## GIVEN INFORMATION

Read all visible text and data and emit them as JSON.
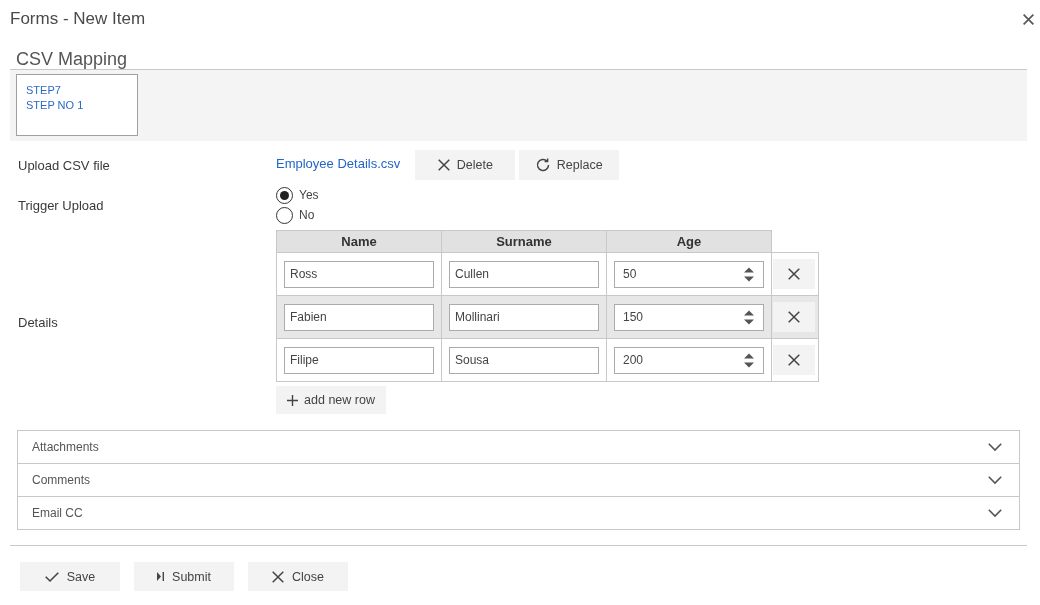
{
  "dialog": {
    "title": "Forms - New Item"
  },
  "section": {
    "title": "CSV Mapping",
    "step": {
      "title": "STEP7",
      "subtitle": "STEP NO 1"
    }
  },
  "fields": [
    {
      "kind": "file",
      "label": "Upload CSV file",
      "file_name": "Employee Details.csv",
      "actions": [
        {
          "kind": "delete",
          "label": "Delete"
        },
        {
          "kind": "replace",
          "label": "Replace"
        }
      ]
    },
    {
      "kind": "radio",
      "label": "Trigger Upload",
      "options": [
        {
          "label": "Yes",
          "selected": true
        },
        {
          "label": "No",
          "selected": false
        }
      ]
    },
    {
      "kind": "grid",
      "label": "Details",
      "columns": [
        {
          "label": "Name",
          "kind": "text"
        },
        {
          "label": "Surname",
          "kind": "text"
        },
        {
          "label": "Age",
          "kind": "number"
        }
      ],
      "rows": [
        [
          "Ross",
          "Cullen",
          "50"
        ],
        [
          "Fabien",
          "Mollinari",
          "150"
        ],
        [
          "Filipe",
          "Sousa",
          "200"
        ]
      ],
      "add_button": "add new row"
    }
  ],
  "accordion": [
    {
      "title": "Attachments",
      "expanded": false
    },
    {
      "title": "Comments",
      "expanded": false
    },
    {
      "title": "Email CC",
      "expanded": false
    }
  ],
  "footer_buttons": [
    {
      "kind": "save",
      "label": "Save"
    },
    {
      "kind": "submit",
      "label": "Submit"
    },
    {
      "kind": "close",
      "label": "Close"
    }
  ]
}
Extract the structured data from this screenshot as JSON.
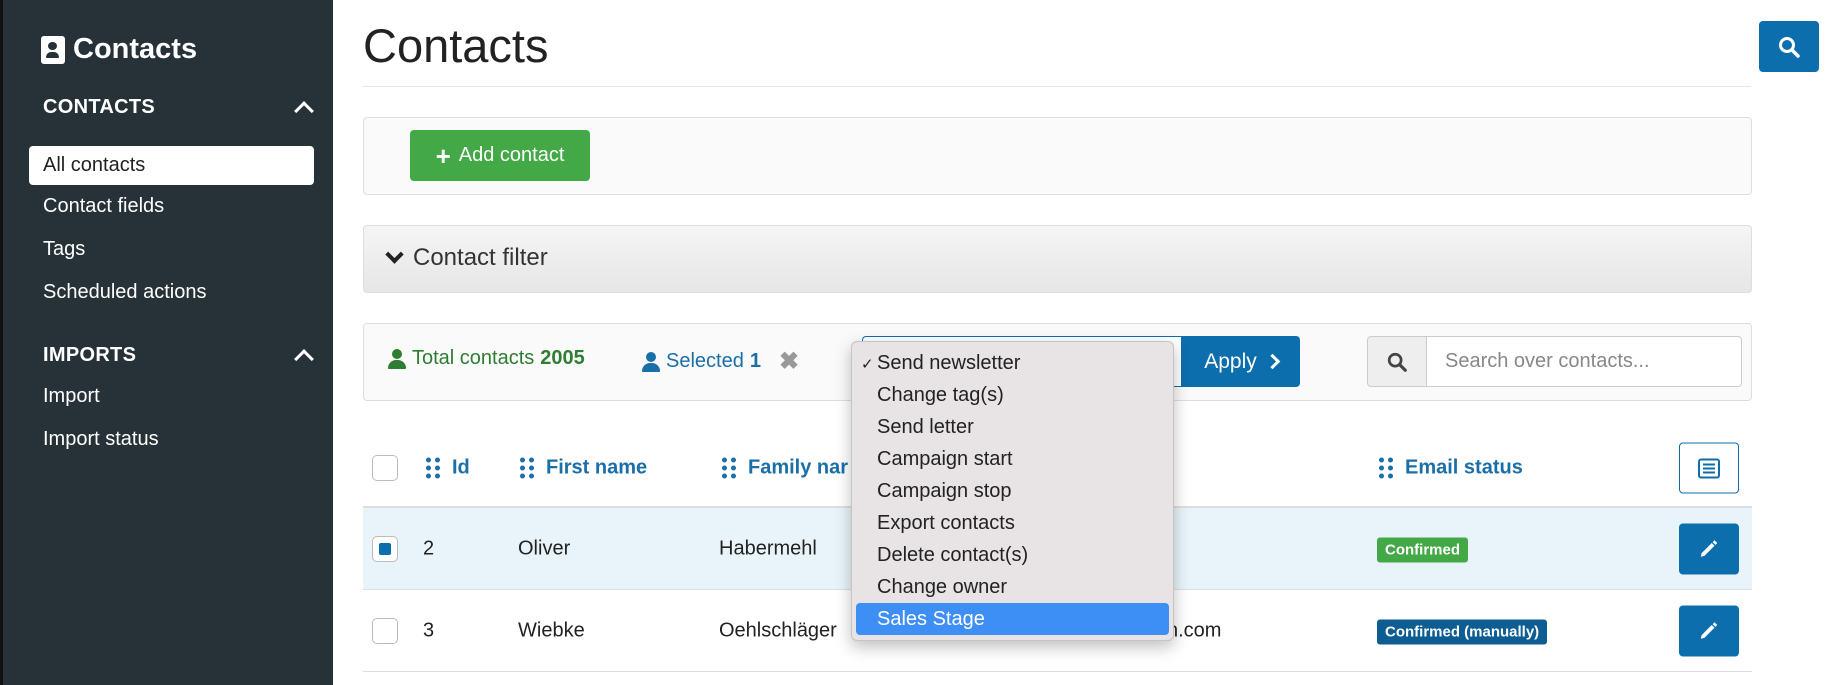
{
  "app": {
    "brand": "Contacts",
    "page_title": "Contacts"
  },
  "sidebar": {
    "sections": [
      {
        "title": "CONTACTS",
        "items": [
          {
            "label": "All contacts",
            "active": true
          },
          {
            "label": "Contact fields",
            "active": false
          },
          {
            "label": "Tags",
            "active": false
          },
          {
            "label": "Scheduled actions",
            "active": false
          }
        ]
      },
      {
        "title": "IMPORTS",
        "items": [
          {
            "label": "Import",
            "active": false
          },
          {
            "label": "Import status",
            "active": false
          }
        ]
      }
    ]
  },
  "toolbar": {
    "add_label": "Add contact",
    "filter_label": "Contact filter"
  },
  "stats": {
    "total_label": "Total contacts",
    "total_value": "2005",
    "selected_label": "Selected",
    "selected_value": "1",
    "clear_glyph": "✖"
  },
  "actions": {
    "apply_label": "Apply",
    "options": [
      {
        "label": "Send newsletter",
        "checked": true,
        "highlighted": false
      },
      {
        "label": "Change tag(s)",
        "checked": false,
        "highlighted": false
      },
      {
        "label": "Send letter",
        "checked": false,
        "highlighted": false
      },
      {
        "label": "Campaign start",
        "checked": false,
        "highlighted": false
      },
      {
        "label": "Campaign stop",
        "checked": false,
        "highlighted": false
      },
      {
        "label": "Export contacts",
        "checked": false,
        "highlighted": false
      },
      {
        "label": "Delete contact(s)",
        "checked": false,
        "highlighted": false
      },
      {
        "label": "Change owner",
        "checked": false,
        "highlighted": false
      },
      {
        "label": "Sales Stage",
        "checked": false,
        "highlighted": true
      }
    ],
    "check_glyph": "✓"
  },
  "search": {
    "placeholder": "Search over contacts..."
  },
  "table": {
    "columns": [
      "Id",
      "First name",
      "Family nar",
      "Email status"
    ],
    "rows": [
      {
        "selected": true,
        "id": "2",
        "first_name": "Oliver",
        "family_name": "Habermehl",
        "email_partial": "",
        "status": "Confirmed",
        "status_color": "#43a946"
      },
      {
        "selected": false,
        "id": "3",
        "first_name": "Wiebke",
        "family_name": "Oehlschläger",
        "email_partial": "n.com",
        "status": "Confirmed (manually)",
        "status_color": "#0d5d92"
      }
    ]
  },
  "colors": {
    "sidebar_bg": "#263238",
    "primary": "#0d6ead",
    "success": "#43a946",
    "highlight": "#3d8ff5"
  }
}
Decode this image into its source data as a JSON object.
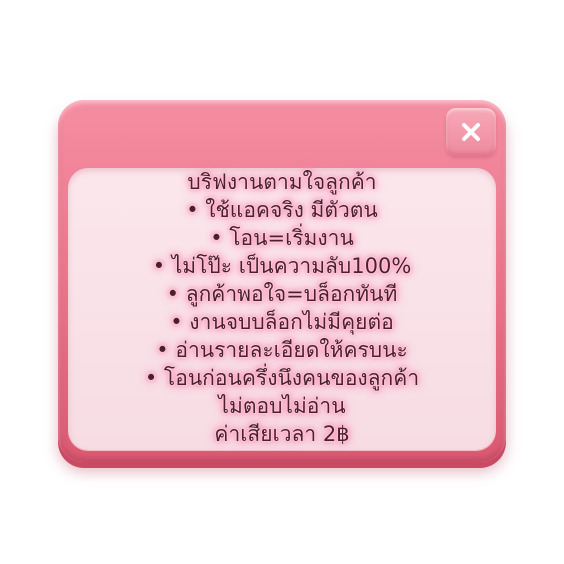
{
  "dialog": {
    "close_icon": "close-icon",
    "lines": [
      "บริฟงานตามใจลูกค้า",
      "• ใช้แอคจริง มีตัวตน",
      "• โอน=เริ่มงาน",
      "• ไม่โป๊ะ  เป็นความลับ100%",
      "• ลูกค้าพอใจ=บล็อกทันที",
      "• งานจบบล็อกไม่มีคุยต่อ",
      "• อ่านรายละเอียดให้ครบนะ",
      "• โอนก่อนครึ่งนึงคนของลูกค้า",
      "ไม่ตอบไม่อ่าน",
      "ค่าเสียเวลา 2฿"
    ]
  },
  "colors": {
    "frame": "#ea7288",
    "frame_shadow": "#c94a63",
    "panel": "#fbe7ec",
    "text": "#4a1f2e",
    "glow": "#ff8ab2"
  }
}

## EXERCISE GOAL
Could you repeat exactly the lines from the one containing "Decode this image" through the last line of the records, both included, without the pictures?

## EXERCISE RESULT
Decode this image into its source data as a JSON object.
{
  "dialog": {
    "close_icon": "close-icon",
    "lines": [
      "บริฟงานตามใจลูกค้า",
      "• ใช้แอคจริง มีตัวตน",
      "• โอน=เริ่มงาน",
      "• ไม่โป๊ะ  เป็นความลับ100%",
      "• ลูกค้าพอใจ=บล็อกทันที",
      "• งานจบบล็อกไม่มีคุยต่อ",
      "• อ่านรายละเอียดให้ครบนะ",
      "• โอนก่อนครึ่งนึงคนของลูกค้า",
      "ไม่ตอบไม่อ่าน",
      "ค่าเสียเวลา 2฿"
    ]
  },
  "colors": {
    "frame": "#ea7288",
    "frame_shadow": "#c94a63",
    "panel": "#fbe7ec",
    "text": "#4a1f2e",
    "glow": "#ff8ab2"
  }
}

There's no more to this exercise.